The yeast Candida albicans occurs in most healthy people as a harmless colonizer in the digestive tract. However, it can also cause life-threatening infections, especially in immunocompromised patients. These infections are usually treated with the drug fluconazole, which inhibits the synthesis of ergosterol in Candida. Ergosterol fulfils similar important functions in fungi as cholesterol in humans. Candida albicans can, however, become resistant to this drug. Scientists have uncovered the main mechanisms of fluconazole resistance in recent years. The group of Professor Joachim Morschhäuser from the Institute for Molecular Infection Biology at Julius-Maximilians-Universität Würzburg (JMU) in Bavaria, Germany, has contributed important findings. Fluconazole is a first-generation triazole antifungal medication. It differs from earlier azole antifungals (such as ketoconazole) in that its structure contains a triazole ring instead of an imidazole ring. While the imidazole antifungals are mainly used topically, fluconazole and certain other triazole antifungals are preferred when systemic treatment is required because of their improved safety and predictable absorption when administered orally. Fluconazole's spectrum of activity includes most Candida species (but not Candida krusei or Candida glabrata), Cryptococcus neoformans, some dimorphic fungi, and dermatophytes, among others. Common uses include: Fungal resistance to drugs in the azole class tends to occur gradually over the course of prolonged drug therapy, resulting in clinical failure in immunocompromised patients (e.g., patients with advanced HIV receiving treatment for thrush or esophageal Candida infection). albicans, resistance occurs by way of mutations in the ERG11 gene, which codes for 14α-demethylase. These mutations prevent the azole drug from binding, while still allowing binding of the enzyme's natural substrate, lanosterol. glabrata is increasing the rate of efflux of the azole drug from the cell, by both ATP-binding cassette and major facilitator superfamily transporters. Development of resistance to one azole in this way will confer resistance to all drugs in the class. Other gene mutations are also known to contribute to development of resistance.
Sixty-five patients with Candida albicans fungaemia, admitted to intensive care units, were treated intravenously with fluconazole. All patients had at least one. Abstract.
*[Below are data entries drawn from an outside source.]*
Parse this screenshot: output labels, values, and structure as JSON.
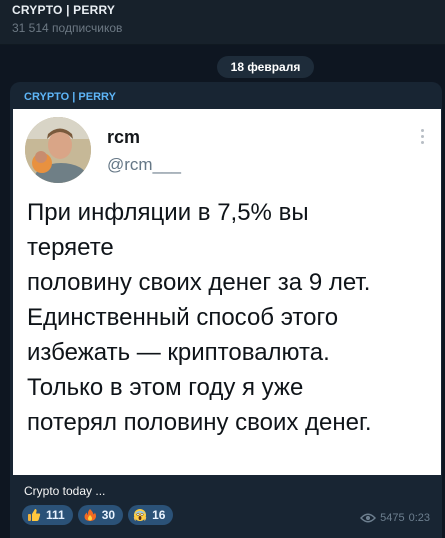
{
  "channel": {
    "title": "CRYPTO | PERRY",
    "subscribers": "31 514 подписчиков"
  },
  "date_separator": "18 февраля",
  "message": {
    "forwarded_from": "CRYPTO | PERRY",
    "tweet": {
      "name": "rcm",
      "handle": "@rcm___",
      "text": "При инфляции в 7,5% вы\nтеряете\nполовину своих денег за 9 лет.\nЕдинственный способ этого\nизбежать — криптовалюта.\nТолько в этом году я уже\nпотерял половину своих денег."
    },
    "caption": "Crypto today ...",
    "reactions": [
      {
        "icon": "thumbs-up-icon",
        "count": "111"
      },
      {
        "icon": "fire-icon",
        "count": "30"
      },
      {
        "icon": "scream-face-icon",
        "count": "16"
      }
    ],
    "views": "5475",
    "time": "0:23"
  },
  "colors": {
    "background": "#0e1621",
    "header": "#17212b",
    "bubble": "#182533",
    "accent": "#5eb5f7",
    "reaction_pill": "#2b5278"
  }
}
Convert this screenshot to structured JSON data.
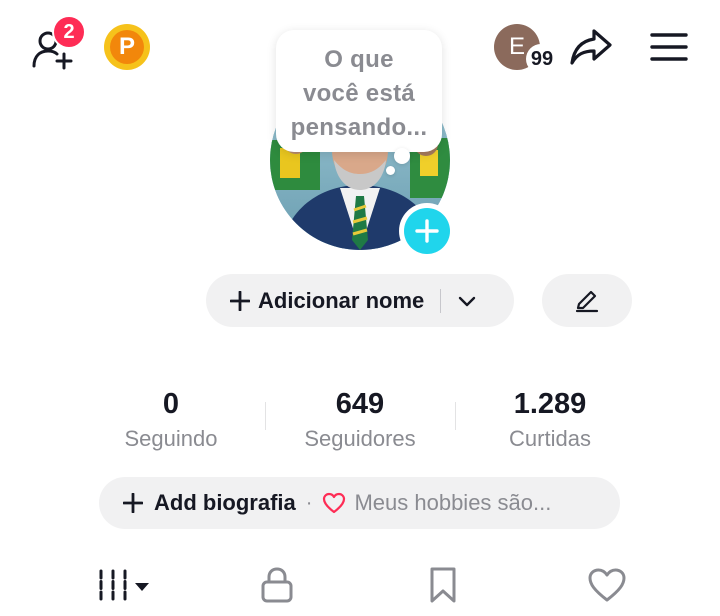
{
  "header": {
    "friend_requests_badge": "2",
    "points_letter": "P",
    "account_initial": "E",
    "account_count": "99",
    "icons": [
      "add-friend-icon",
      "points-icon",
      "share-icon",
      "menu-icon"
    ]
  },
  "profile": {
    "bubble_lines": [
      "O que",
      "você está",
      "pensando..."
    ],
    "add_name_label": "Adicionar nome",
    "icons": [
      "plus-icon",
      "chevron-down-icon",
      "pencil-icon"
    ]
  },
  "stats": [
    {
      "value": "0",
      "label": "Seguindo"
    },
    {
      "value": "649",
      "label": "Seguidores"
    },
    {
      "value": "1.289",
      "label": "Curtidas"
    }
  ],
  "bio": {
    "add_label": "Add biografia",
    "separator": "·",
    "hobbies_prompt": "Meus hobbies são..."
  },
  "tabs": [
    "videos-grid-icon",
    "lock-icon",
    "bookmark-icon",
    "heart-icon"
  ],
  "colors": {
    "accent_red": "#fe2c55",
    "accent_cyan": "#20d5ec",
    "points_yellow": "#f6c21b",
    "points_orange": "#f2870b",
    "pill_bg": "#f1f1f2",
    "secondary_text": "#8a8b91"
  }
}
Candida albicans is responsible for most fungal infections in humans. Fluconazole is well established as a first-line management option for the treatment and prophylaxis of localized and systemic C. albicans infections.